* TASK TO COMPLETE *
Exactly reproduce the lines from the one holding "Parse this screenshot: output" through the end of the records, including both boundary lines but no pictures.

[DATA EXCERPTS — start]

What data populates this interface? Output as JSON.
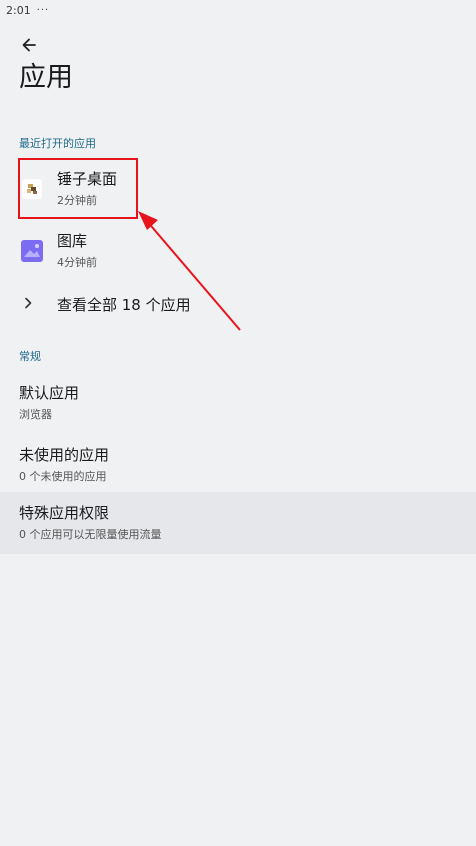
{
  "status_bar": {
    "time": "2:01",
    "more": "···"
  },
  "page": {
    "title": "应用"
  },
  "recent": {
    "header": "最近打开的应用",
    "apps": [
      {
        "name": "锤子桌面",
        "subtitle": "2分钟前",
        "icon": "hammer-launcher-icon"
      },
      {
        "name": "图库",
        "subtitle": "4分钟前",
        "icon": "gallery-icon"
      }
    ],
    "view_all": "查看全部 18 个应用"
  },
  "general": {
    "header": "常规",
    "items": [
      {
        "title": "默认应用",
        "subtitle": "浏览器"
      },
      {
        "title": "未使用的应用",
        "subtitle": "0 个未使用的应用"
      },
      {
        "title": "特殊应用权限",
        "subtitle": "0 个应用可以无限量使用流量"
      }
    ]
  },
  "colors": {
    "background": "#f0f1f3",
    "section_header": "#1f6a8a",
    "annotation": "#e8141b",
    "gallery_icon": "#7b6cf2"
  }
}
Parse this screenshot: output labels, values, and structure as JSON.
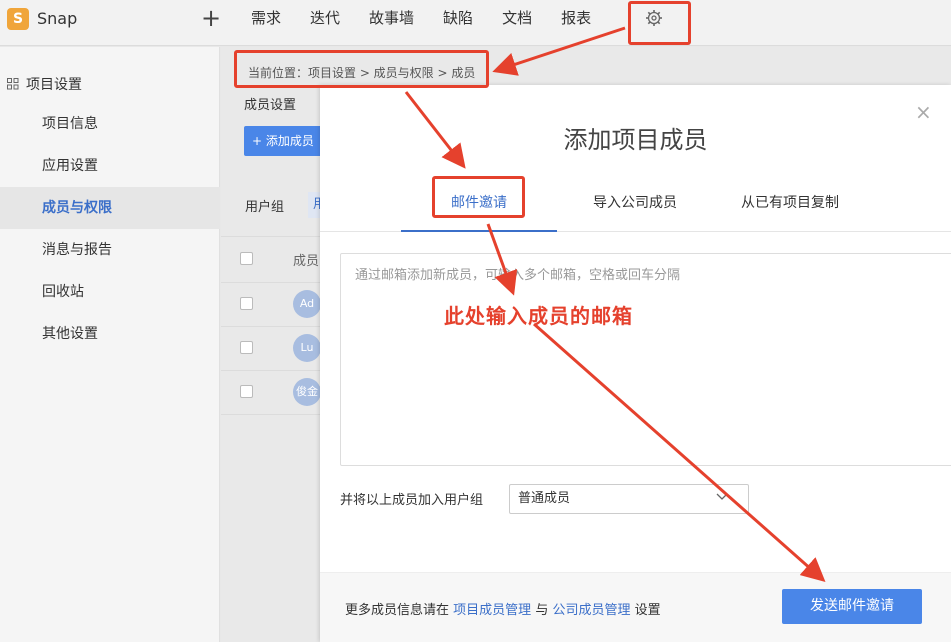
{
  "app": {
    "logo_letter": "S",
    "name": "Snap",
    "plus": "+"
  },
  "nav": [
    "需求",
    "迭代",
    "故事墙",
    "缺陷",
    "文档",
    "报表"
  ],
  "sidebar": {
    "header": "项目设置",
    "items": [
      {
        "label": "项目信息",
        "active": false
      },
      {
        "label": "应用设置",
        "active": false
      },
      {
        "label": "成员与权限",
        "active": true
      },
      {
        "label": "消息与报告",
        "active": false
      },
      {
        "label": "回收站",
        "active": false
      },
      {
        "label": "其他设置",
        "active": false
      }
    ]
  },
  "breadcrumb": "当前位置：项目设置 > 成员与权限 > 成员",
  "page": {
    "subtitle": "成员设置",
    "add_member": "+ 添加成员",
    "usergroup_label": "用户组",
    "usergroup_tab_partial": "用",
    "member_col": "成员",
    "avatars": [
      "Ad",
      "Lu",
      "俊金"
    ]
  },
  "modal": {
    "close": "×",
    "title": "添加项目成员",
    "tabs": [
      "邮件邀请",
      "导入公司成员",
      "从已有项目复制"
    ],
    "active_tab": 0,
    "email_placeholder": "通过邮箱添加新成员，可输入多个邮箱，空格或回车分隔",
    "group_label": "并将以上成员加入用户组",
    "group_value": "普通成员",
    "footer_prefix": "更多成员信息请在",
    "footer_link1": "项目成员管理",
    "footer_and": "与",
    "footer_link2": "公司成员管理",
    "footer_suffix": "设置",
    "send_button": "发送邮件邀请"
  },
  "annotation": {
    "text": "此处输入成员的邮箱",
    "color": "#e5412d"
  },
  "colors": {
    "accent": "#3b6fc9",
    "button": "#4a86e8",
    "logo": "#f0a53a"
  }
}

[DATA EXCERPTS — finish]

* RESPONSE TO THIS TASK *
Parse this screenshot: output labels, values, and structure as JSON.
{
  "app": {
    "logo_letter": "S",
    "name": "Snap",
    "plus": "+"
  },
  "nav": [
    "需求",
    "迭代",
    "故事墙",
    "缺陷",
    "文档",
    "报表"
  ],
  "sidebar": {
    "header": "项目设置",
    "items": [
      {
        "label": "项目信息",
        "active": false
      },
      {
        "label": "应用设置",
        "active": false
      },
      {
        "label": "成员与权限",
        "active": true
      },
      {
        "label": "消息与报告",
        "active": false
      },
      {
        "label": "回收站",
        "active": false
      },
      {
        "label": "其他设置",
        "active": false
      }
    ]
  },
  "breadcrumb": "当前位置：项目设置 > 成员与权限 > 成员",
  "page": {
    "subtitle": "成员设置",
    "add_member": "+ 添加成员",
    "usergroup_label": "用户组",
    "usergroup_tab_partial": "用",
    "member_col": "成员",
    "avatars": [
      "Ad",
      "Lu",
      "俊金"
    ]
  },
  "modal": {
    "close": "×",
    "title": "添加项目成员",
    "tabs": [
      "邮件邀请",
      "导入公司成员",
      "从已有项目复制"
    ],
    "active_tab": 0,
    "email_placeholder": "通过邮箱添加新成员，可输入多个邮箱，空格或回车分隔",
    "group_label": "并将以上成员加入用户组",
    "group_value": "普通成员",
    "footer_prefix": "更多成员信息请在",
    "footer_link1": "项目成员管理",
    "footer_and": "与",
    "footer_link2": "公司成员管理",
    "footer_suffix": "设置",
    "send_button": "发送邮件邀请"
  },
  "annotation": {
    "text": "此处输入成员的邮箱",
    "color": "#e5412d"
  },
  "colors": {
    "accent": "#3b6fc9",
    "button": "#4a86e8",
    "logo": "#f0a53a"
  }
}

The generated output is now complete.